## Exercise
With the images removed, write out each record exactly as given.

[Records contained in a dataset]
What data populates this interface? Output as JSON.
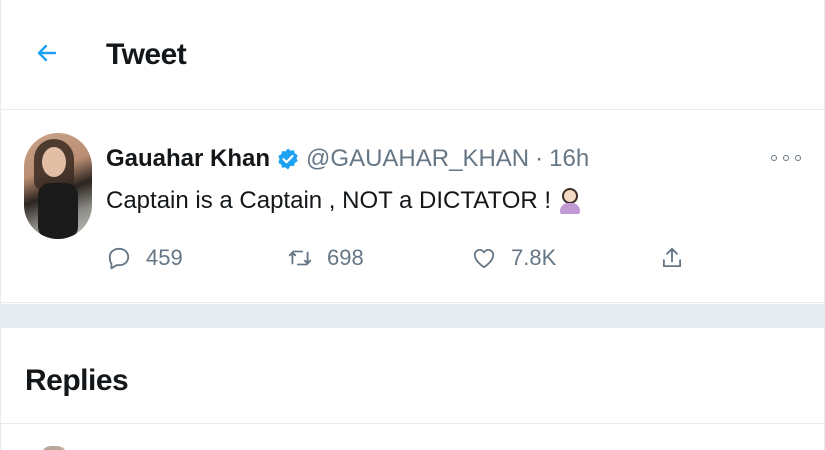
{
  "header": {
    "title": "Tweet"
  },
  "tweet": {
    "display_name": "Gauahar Khan",
    "handle": "@GAUAHAR_KHAN",
    "separator": "·",
    "time": "16h",
    "text": "Captain is a Captain , NOT a DICTATOR !",
    "stats": {
      "replies": "459",
      "retweets": "698",
      "likes": "7.8K"
    }
  },
  "replies": {
    "title": "Replies"
  },
  "icons": {
    "back": "arrow-left-icon",
    "verified": "verified-badge-icon",
    "more": "more-icon",
    "reply": "reply-icon",
    "retweet": "retweet-icon",
    "like": "heart-icon",
    "share": "share-icon"
  },
  "colors": {
    "accent": "#1da1f2",
    "text": "#14171a",
    "muted": "#657786",
    "border": "#e6ecf0"
  }
}
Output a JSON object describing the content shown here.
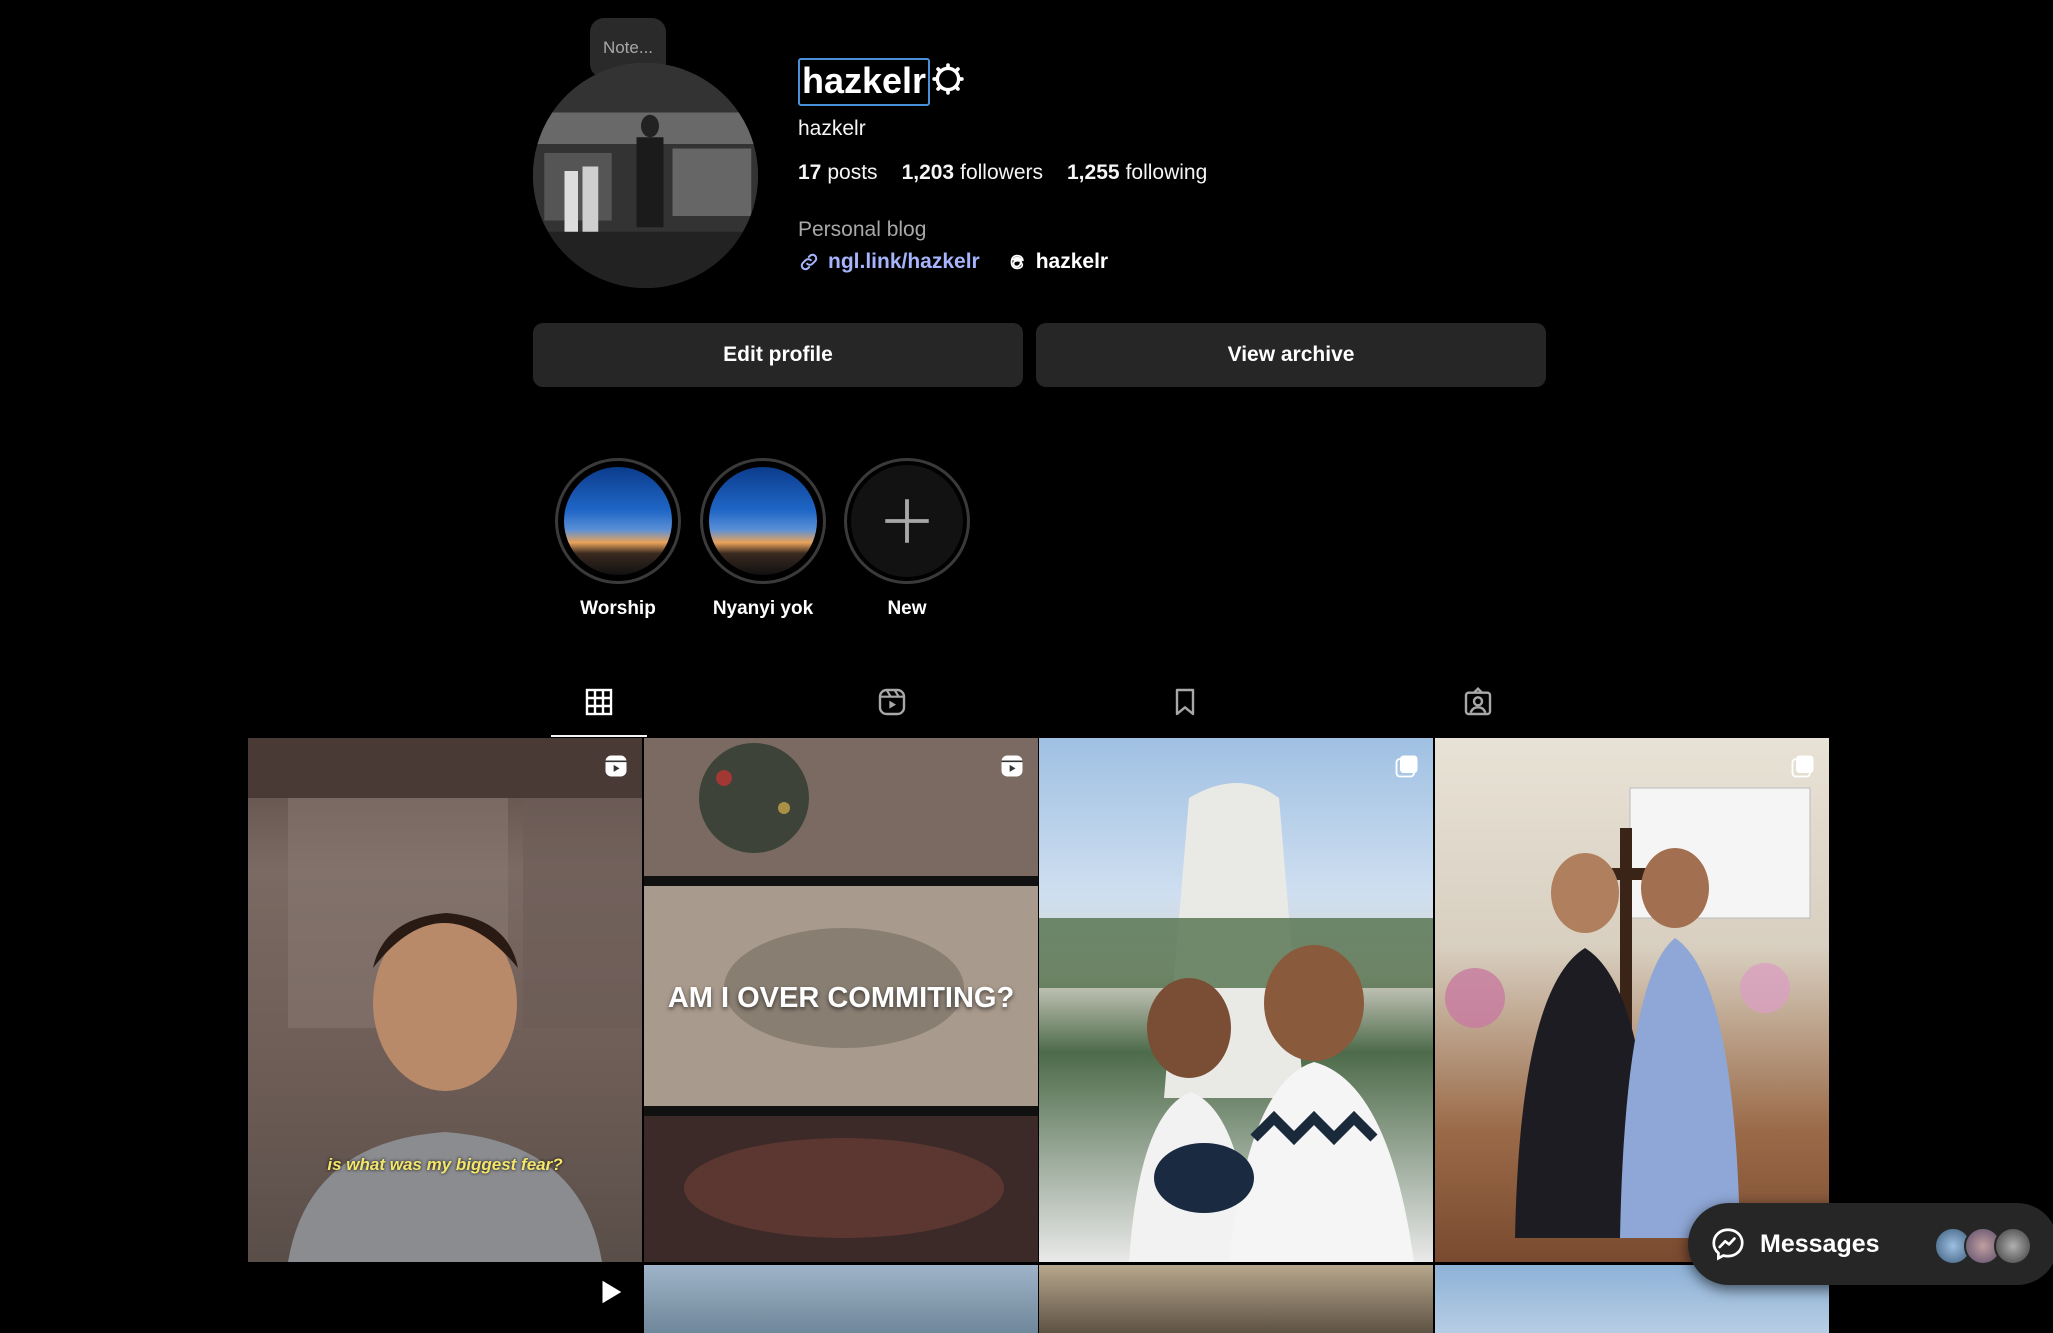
{
  "profile": {
    "note": "Note...",
    "username": "hazkelr",
    "display_name": "hazkelr",
    "posts_count": "17",
    "posts_label": "posts",
    "followers_count": "1,203",
    "followers_label": "followers",
    "following_count": "1,255",
    "following_label": "following",
    "category": "Personal blog",
    "link": "ngl.link/hazkelr",
    "threads_handle": "hazkelr"
  },
  "buttons": {
    "edit_profile": "Edit profile",
    "view_archive": "View archive"
  },
  "highlights": [
    {
      "label": "Worship"
    },
    {
      "label": "Nyanyi yok"
    },
    {
      "label": "New"
    }
  ],
  "tabs": [
    "posts-grid-icon",
    "reels-icon",
    "saved-icon",
    "tagged-icon"
  ],
  "posts": {
    "p1_caption": "is what was my biggest fear?",
    "p2_title": "AM I OVER COMMITING?"
  },
  "messages": {
    "label": "Messages"
  },
  "colors": {
    "background": "#000000",
    "button": "#262626",
    "link": "#a5b4fc",
    "caption": "#f5e66a"
  }
}
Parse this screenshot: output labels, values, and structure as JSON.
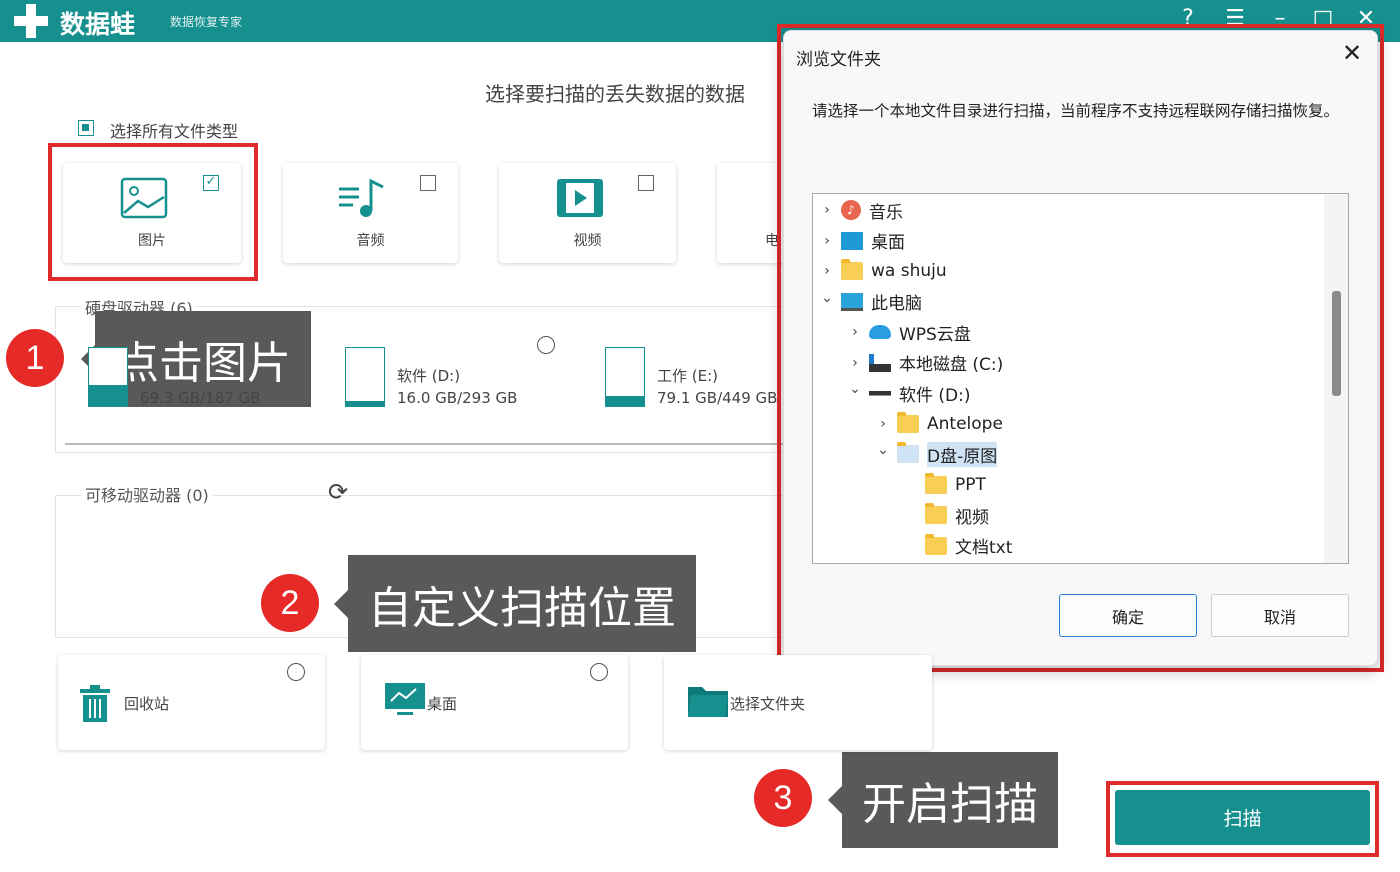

## Solution to the exercise
What data populates this interface? Output as JSON.
{
  "header": {
    "title": "Tweet"
  },
  "tweet": {
    "display_name": "Gauahar Khan",
    "handle": "@GAUAHAR_KHAN",
    "separator": "·",
    "time": "16h",
    "text": "Captain is a Captain , NOT a DICTATOR !",
    "stats": {
      "replies": "459",
      "retweets": "698",
      "likes": "7.8K"
    }
  },
  "replies": {
    "title": "Replies"
  },
  "icons": {
    "back": "arrow-left-icon",
    "verified": "verified-badge-icon",
    "more": "more-icon",
    "reply": "reply-icon",
    "retweet": "retweet-icon",
    "like": "heart-icon",
    "share": "share-icon"
  },
  "colors": {
    "accent": "#1da1f2",
    "text": "#14171a",
    "muted": "#657786",
    "border": "#e6ecf0"
  }
}
Output a JSON object describing the content shown here.
{
  "profile": {
    "note": "Note...",
    "username": "hazkelr",
    "display_name": "hazkelr",
    "posts_count": "17",
    "posts_label": "posts",
    "followers_count": "1,203",
    "followers_label": "followers",
    "following_count": "1,255",
    "following_label": "following",
    "category": "Personal blog",
    "link": "ngl.link/hazkelr",
    "threads_handle": "hazkelr"
  },
  "buttons": {
    "edit_profile": "Edit profile",
    "view_archive": "View archive"
  },
  "highlights": [
    {
      "label": "Worship"
    },
    {
      "label": "Nyanyi yok"
    },
    {
      "label": "New"
    }
  ],
  "tabs": [
    "posts-grid-icon",
    "reels-icon",
    "saved-icon",
    "tagged-icon"
  ],
  "posts": {
    "p1_caption": "is what was my biggest fear?",
    "p2_title": "AM I OVER COMMITING?"
  },
  "messages": {
    "label": "Messages"
  },
  "colors": {
    "background": "#000000",
    "button": "#262626",
    "link": "#a5b4fc",
    "caption": "#f5e66a"
  }
}
Parse this screenshot: output labels, values, and structure as JSON.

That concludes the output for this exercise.